» **Assignment**
Take every line from the records below that includes the word "folder".

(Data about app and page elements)
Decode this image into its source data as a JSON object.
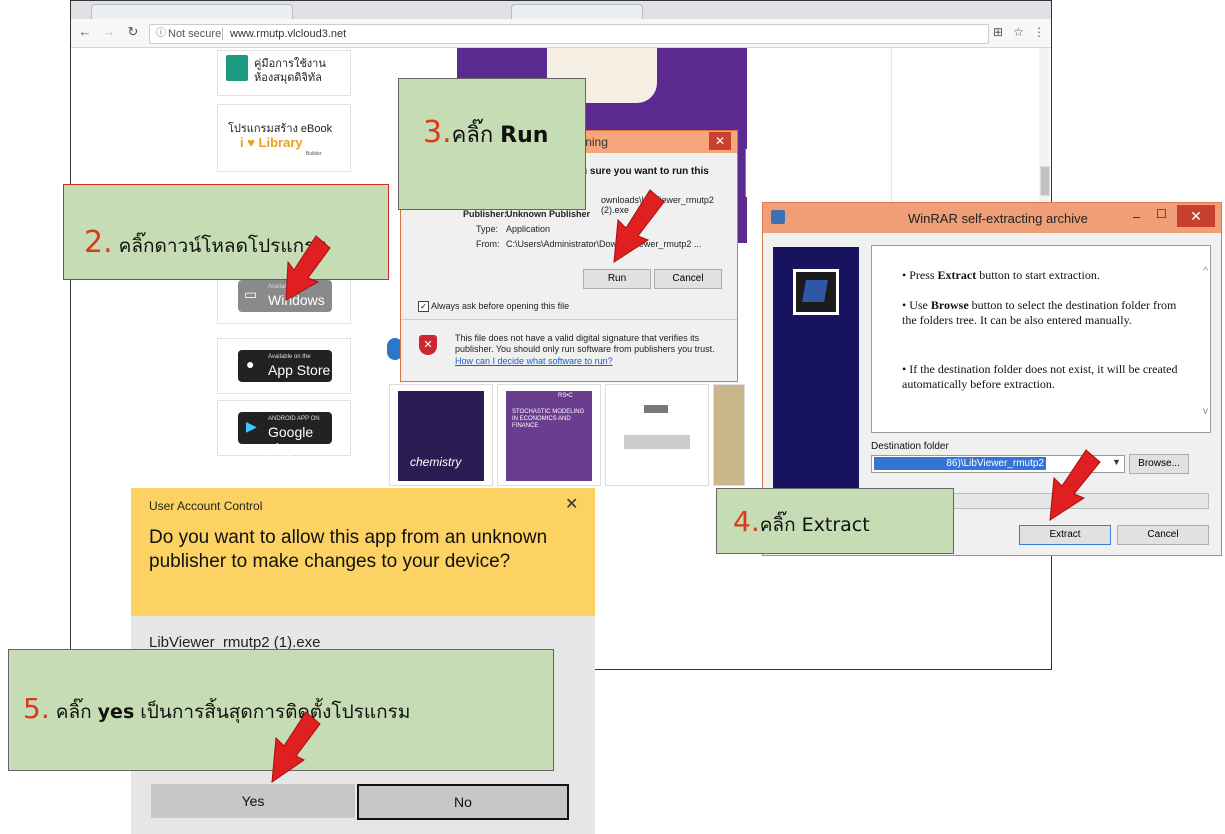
{
  "browser": {
    "security_label": "Not secure",
    "url": "www.rmutp.vlcloud3.net"
  },
  "page": {
    "manual_label": "คู่มือการใช้งาน ห้องสมุดดิจิทัล",
    "ebook_label": "โปรแกรมสร้าง eBook",
    "library_logo": "i ♥ Library",
    "library_sub": "Builder",
    "windows_small": "Available on the",
    "windows_big": "Windows",
    "appstore_small": "Available on the",
    "appstore_big": "App Store",
    "googleplay_small": "ANDROID APP ON",
    "googleplay_big": "Google play",
    "thumb_labels": [
      "chemistry",
      "STOCHASTIC MODELING IN ECONOMICS AND FINANCE",
      "RS•C"
    ]
  },
  "security_warning": {
    "title": "ty Warning",
    "question": "u sure you want to run this",
    "path_fragment": "ownloads\\LibViewer_rmutp2 (2).exe",
    "publisher_label": "Publisher:",
    "publisher_value": "Unknown Publisher",
    "type_label": "Type:",
    "type_value": "Application",
    "from_label": "From:",
    "from_value": "C:\\Users\\Administrator\\Dow...ibViewer_rmutp2 ...",
    "run_label": "Run",
    "cancel_label": "Cancel",
    "always_ask": "Always ask before opening this file",
    "signature_text": "This file does not have a valid digital signature that verifies its publisher. You should only run software from publishers you trust.",
    "help_link": "How can I decide what software to run?"
  },
  "callouts": {
    "step2_num": "2.",
    "step2_text": "คลิ๊กดาวน์โหลดโปรแกรม",
    "step3_num": "3.",
    "step3_text": "คลิ๊ก ",
    "step3_bold": "Run",
    "step4_num": "4.",
    "step4_text": "คลิ๊ก Extract",
    "step5_num": "5.",
    "step5_text": "คลิ๊ก ",
    "step5_bold": "yes",
    "step5_rest": " เป็นการสิ้นสุดการติดตั้งโปรแกรม"
  },
  "winrar": {
    "title": "WinRAR self-extracting archive",
    "bullet1_a": "Press ",
    "bullet1_b": "Extract",
    "bullet1_c": " button to start extraction.",
    "bullet2_a": "Use ",
    "bullet2_b": "Browse",
    "bullet2_c": " button to select the destination folder from the folders tree. It can be also entered manually.",
    "bullet3": "If the destination folder does not exist, it will be created automatically before extraction.",
    "dest_label": "Destination folder",
    "dest_value": "86)\\LibViewer_rmutp2",
    "browse_label": "Browse...",
    "extract_label": "Extract",
    "cancel_label": "Cancel"
  },
  "uac": {
    "header": "User Account Control",
    "question": "Do you want to allow this app from an unknown publisher to make changes to your device?",
    "app_name": "LibViewer_rmutp2 (1).exe",
    "yes_label": "Yes",
    "no_label": "No"
  },
  "colors": {
    "callout_fill": "#c6dcb4",
    "callout_number": "#d93b1a",
    "arrow_red": "#e02020",
    "uac_header": "#fcd262",
    "winrar_title": "#ef9e78",
    "banner_purple": "#5b2a91"
  }
}
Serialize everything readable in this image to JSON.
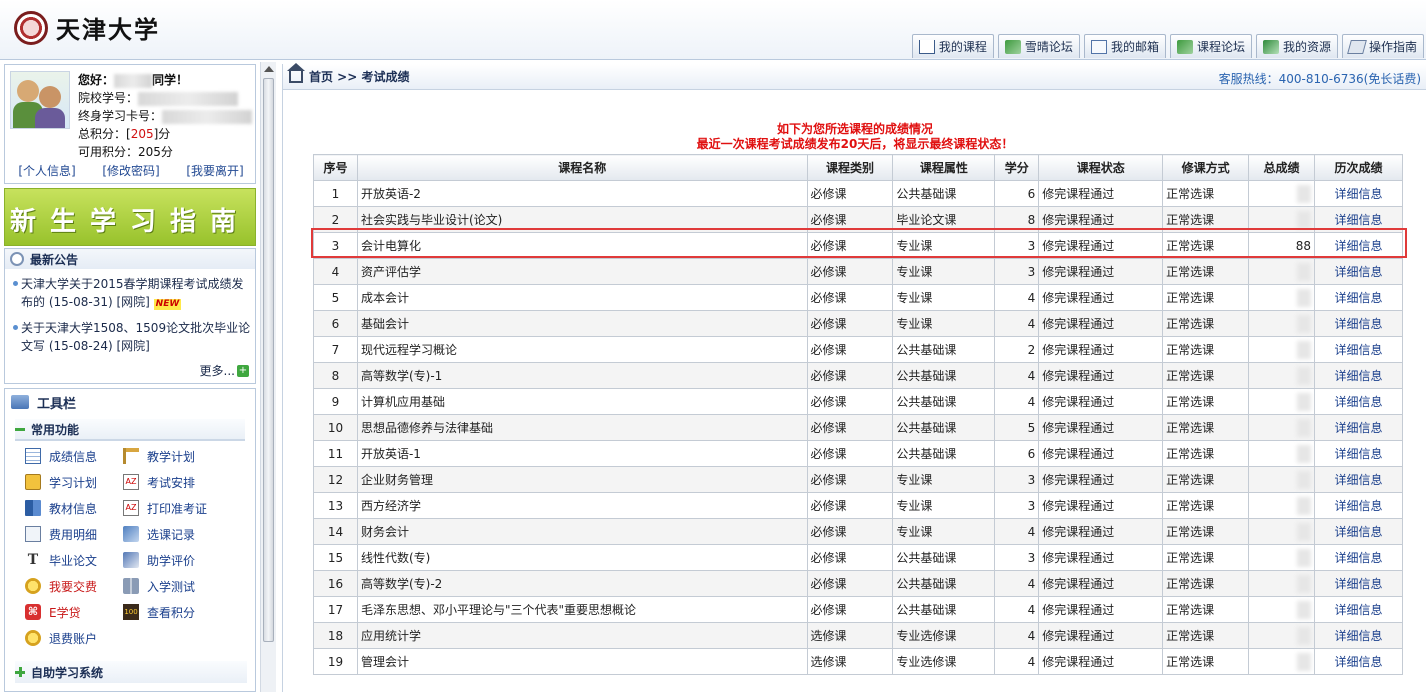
{
  "header": {
    "school_name": "天津大学",
    "nav": [
      {
        "label": "我的课程",
        "icon": "home-icon"
      },
      {
        "label": "雪晴论坛",
        "icon": "forum-icon"
      },
      {
        "label": "我的邮箱",
        "icon": "mail-icon"
      },
      {
        "label": "课程论坛",
        "icon": "forum-icon"
      },
      {
        "label": "我的资源",
        "icon": "resource-icon"
      },
      {
        "label": "操作指南",
        "icon": "guide-icon"
      }
    ]
  },
  "user": {
    "greeting_prefix": "您好：",
    "greeting_suffix": "同学！",
    "student_id_label": "院校学号：",
    "card_label": "终身学习卡号：",
    "total_points_label": "总积分：[",
    "total_points": "205",
    "total_points_suffix": "]分",
    "avail_points_label": "可用积分：205分",
    "links": [
      "[个人信息]",
      "[修改密码]",
      "[我要离开]"
    ]
  },
  "banner": {
    "text": "新生学习指南"
  },
  "announcements": {
    "title": "最新公告",
    "items": [
      {
        "text": "天津大学关于2015春学期课程考试成绩发布的 (15-08-31) [网院]",
        "badge": "NEW"
      },
      {
        "text": "关于天津大学1508、1509论文批次毕业论文写 (15-08-24) [网院]",
        "badge": ""
      }
    ],
    "more": "更多..."
  },
  "toolbar": {
    "title": "工具栏",
    "section": "常用功能",
    "tools": [
      {
        "label": "成绩信息",
        "icon": "grid-icon"
      },
      {
        "label": "教学计划",
        "icon": "plan-icon"
      },
      {
        "label": "学习计划",
        "icon": "study-plan-icon"
      },
      {
        "label": "考试安排",
        "icon": "exam-icon"
      },
      {
        "label": "教材信息",
        "icon": "book-icon"
      },
      {
        "label": "打印准考证",
        "icon": "print-icon"
      },
      {
        "label": "费用明细",
        "icon": "fee-icon"
      },
      {
        "label": "选课记录",
        "icon": "record-icon"
      },
      {
        "label": "毕业论文",
        "icon": "thesis-icon"
      },
      {
        "label": "助学评价",
        "icon": "eval-icon"
      },
      {
        "label": "我要交费",
        "icon": "coin-icon"
      },
      {
        "label": "入学测试",
        "icon": "test-icon"
      },
      {
        "label": "E学贷",
        "icon": "eloan-icon"
      },
      {
        "label": "查看积分",
        "icon": "points-icon"
      },
      {
        "label": "退费账户",
        "icon": "refund-icon"
      }
    ],
    "self_study": "自助学习系统"
  },
  "main": {
    "breadcrumb": "首页 >> 考试成绩",
    "hotline": "客服热线：400-810-6736(免长话费)",
    "notice_line1": "如下为您所选课程的成绩情况",
    "notice_line2": "最近一次课程考试成绩发布20天后，将显示最终课程状态！",
    "columns": [
      "序号",
      "课程名称",
      "课程类别",
      "课程属性",
      "学分",
      "课程状态",
      "修课方式",
      "总成绩",
      "历次成绩"
    ],
    "rows": [
      {
        "no": "1",
        "name": "开放英语-2",
        "cat": "必修课",
        "attr": "公共基础课",
        "credit": "6",
        "status": "修完课程通过",
        "mode": "正常选课",
        "score": "",
        "detail": "详细信息"
      },
      {
        "no": "2",
        "name": "社会实践与毕业设计(论文)",
        "cat": "必修课",
        "attr": "毕业论文课",
        "credit": "8",
        "status": "修完课程通过",
        "mode": "正常选课",
        "score": "",
        "detail": "详细信息"
      },
      {
        "no": "3",
        "name": "会计电算化",
        "cat": "必修课",
        "attr": "专业课",
        "credit": "3",
        "status": "修完课程通过",
        "mode": "正常选课",
        "score": "88",
        "detail": "详细信息"
      },
      {
        "no": "4",
        "name": "资产评估学",
        "cat": "必修课",
        "attr": "专业课",
        "credit": "3",
        "status": "修完课程通过",
        "mode": "正常选课",
        "score": "",
        "detail": "详细信息"
      },
      {
        "no": "5",
        "name": "成本会计",
        "cat": "必修课",
        "attr": "专业课",
        "credit": "4",
        "status": "修完课程通过",
        "mode": "正常选课",
        "score": "",
        "detail": "详细信息"
      },
      {
        "no": "6",
        "name": "基础会计",
        "cat": "必修课",
        "attr": "专业课",
        "credit": "4",
        "status": "修完课程通过",
        "mode": "正常选课",
        "score": "",
        "detail": "详细信息"
      },
      {
        "no": "7",
        "name": "现代远程学习概论",
        "cat": "必修课",
        "attr": "公共基础课",
        "credit": "2",
        "status": "修完课程通过",
        "mode": "正常选课",
        "score": "",
        "detail": "详细信息"
      },
      {
        "no": "8",
        "name": "高等数学(专)-1",
        "cat": "必修课",
        "attr": "公共基础课",
        "credit": "4",
        "status": "修完课程通过",
        "mode": "正常选课",
        "score": "",
        "detail": "详细信息"
      },
      {
        "no": "9",
        "name": "计算机应用基础",
        "cat": "必修课",
        "attr": "公共基础课",
        "credit": "4",
        "status": "修完课程通过",
        "mode": "正常选课",
        "score": "",
        "detail": "详细信息"
      },
      {
        "no": "10",
        "name": "思想品德修养与法律基础",
        "cat": "必修课",
        "attr": "公共基础课",
        "credit": "5",
        "status": "修完课程通过",
        "mode": "正常选课",
        "score": "",
        "detail": "详细信息"
      },
      {
        "no": "11",
        "name": "开放英语-1",
        "cat": "必修课",
        "attr": "公共基础课",
        "credit": "6",
        "status": "修完课程通过",
        "mode": "正常选课",
        "score": "",
        "detail": "详细信息"
      },
      {
        "no": "12",
        "name": "企业财务管理",
        "cat": "必修课",
        "attr": "专业课",
        "credit": "3",
        "status": "修完课程通过",
        "mode": "正常选课",
        "score": "",
        "detail": "详细信息"
      },
      {
        "no": "13",
        "name": "西方经济学",
        "cat": "必修课",
        "attr": "专业课",
        "credit": "3",
        "status": "修完课程通过",
        "mode": "正常选课",
        "score": "",
        "detail": "详细信息"
      },
      {
        "no": "14",
        "name": "财务会计",
        "cat": "必修课",
        "attr": "专业课",
        "credit": "4",
        "status": "修完课程通过",
        "mode": "正常选课",
        "score": "",
        "detail": "详细信息"
      },
      {
        "no": "15",
        "name": "线性代数(专)",
        "cat": "必修课",
        "attr": "公共基础课",
        "credit": "3",
        "status": "修完课程通过",
        "mode": "正常选课",
        "score": "",
        "detail": "详细信息"
      },
      {
        "no": "16",
        "name": "高等数学(专)-2",
        "cat": "必修课",
        "attr": "公共基础课",
        "credit": "4",
        "status": "修完课程通过",
        "mode": "正常选课",
        "score": "",
        "detail": "详细信息"
      },
      {
        "no": "17",
        "name": "毛泽东思想、邓小平理论与\"三个代表\"重要思想概论",
        "cat": "必修课",
        "attr": "公共基础课",
        "credit": "4",
        "status": "修完课程通过",
        "mode": "正常选课",
        "score": "",
        "detail": "详细信息"
      },
      {
        "no": "18",
        "name": "应用统计学",
        "cat": "选修课",
        "attr": "专业选修课",
        "credit": "4",
        "status": "修完课程通过",
        "mode": "正常选课",
        "score": "",
        "detail": "详细信息"
      },
      {
        "no": "19",
        "name": "管理会计",
        "cat": "选修课",
        "attr": "专业选修课",
        "credit": "4",
        "status": "修完课程通过",
        "mode": "正常选课",
        "score": "",
        "detail": "详细信息"
      }
    ]
  }
}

» **Worked solution**
    "bullet2_c": " button to select the destination folder from the folders tree. It can be also entered manually.",
    "bullet3": "If the destination folder does not exist, it will be created automatically before extraction.",
    "dest_label": "Destination folder",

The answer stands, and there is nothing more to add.